Today little Charles Gavin will be washed into that future. He will be baptized into Jesus’ life, and be raised to live every day.

Ramadan will begin at sunset tonight for our Muslim neighbors. They will enter a time of fasting and mark it as is an opportunity to become empathetic to the struggles of others, to differentiate desire from need in their lives, and to more deeply recognize the blessings they have known. Perhaps God is raising them to a new appreciation for the life of peace they are called to live.

Perhaps God is raising us up to new life, too.
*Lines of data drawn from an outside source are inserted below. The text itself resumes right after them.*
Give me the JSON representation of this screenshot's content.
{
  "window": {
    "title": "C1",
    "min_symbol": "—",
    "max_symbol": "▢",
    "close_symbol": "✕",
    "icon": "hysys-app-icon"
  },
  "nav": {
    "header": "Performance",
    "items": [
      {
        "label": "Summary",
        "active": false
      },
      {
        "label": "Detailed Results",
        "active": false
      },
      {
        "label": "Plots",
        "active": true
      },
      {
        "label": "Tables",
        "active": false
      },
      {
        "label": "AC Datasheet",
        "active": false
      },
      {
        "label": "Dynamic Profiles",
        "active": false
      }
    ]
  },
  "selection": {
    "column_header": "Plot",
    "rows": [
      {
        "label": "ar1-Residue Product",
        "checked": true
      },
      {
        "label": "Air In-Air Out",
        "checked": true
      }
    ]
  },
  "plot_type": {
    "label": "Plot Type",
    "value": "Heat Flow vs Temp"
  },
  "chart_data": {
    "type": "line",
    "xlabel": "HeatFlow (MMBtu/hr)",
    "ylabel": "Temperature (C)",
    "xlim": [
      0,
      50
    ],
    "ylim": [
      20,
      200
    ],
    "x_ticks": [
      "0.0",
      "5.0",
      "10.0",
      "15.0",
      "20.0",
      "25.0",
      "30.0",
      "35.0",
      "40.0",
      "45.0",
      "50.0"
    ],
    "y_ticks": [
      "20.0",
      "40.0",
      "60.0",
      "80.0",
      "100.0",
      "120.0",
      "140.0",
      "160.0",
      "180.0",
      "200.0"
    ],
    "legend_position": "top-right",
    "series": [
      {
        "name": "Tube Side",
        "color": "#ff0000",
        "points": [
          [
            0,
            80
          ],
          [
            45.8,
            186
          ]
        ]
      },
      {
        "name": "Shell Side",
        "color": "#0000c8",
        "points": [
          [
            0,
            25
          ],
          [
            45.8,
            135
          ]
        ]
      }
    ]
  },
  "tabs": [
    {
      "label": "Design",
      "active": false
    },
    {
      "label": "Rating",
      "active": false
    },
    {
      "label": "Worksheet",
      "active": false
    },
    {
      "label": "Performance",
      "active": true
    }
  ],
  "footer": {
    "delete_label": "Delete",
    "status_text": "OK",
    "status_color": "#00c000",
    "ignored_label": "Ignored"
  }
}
A few days ago I ran into the father of that young man who had died last fall. We greeted each other, but I’m not positive he remembered me or realized I knew his story. We were both with other people and I didn’t want to interrupt his conversation. But he was smiling. Somehow in the midst of all that he has lost, he still is putting one foot in front of the other and making sense of life.

Here we are again, too. In spite of all that slows us down, that feels lost and hard for us, God still woke us up this morning, and called us to life. God still invites us to greet our neighbors, to embrace each other in peace, to come here to this table and to be refreshed with the gifts of love and peace.

The widow’s legacy was on that funeral bier. She grieved her future, and Jesus had compassion for her.

Here is our legacy – the love of God in Christ Jesus is alive for us, and for those who follow us. The love of God in Christ Jesus is restoring creation, bringing joy to the grieving, reviving the lost. In great compassion, God is giving birth to all of us, and coaxing us to life in fullness again and again. Thanks be to God. Amen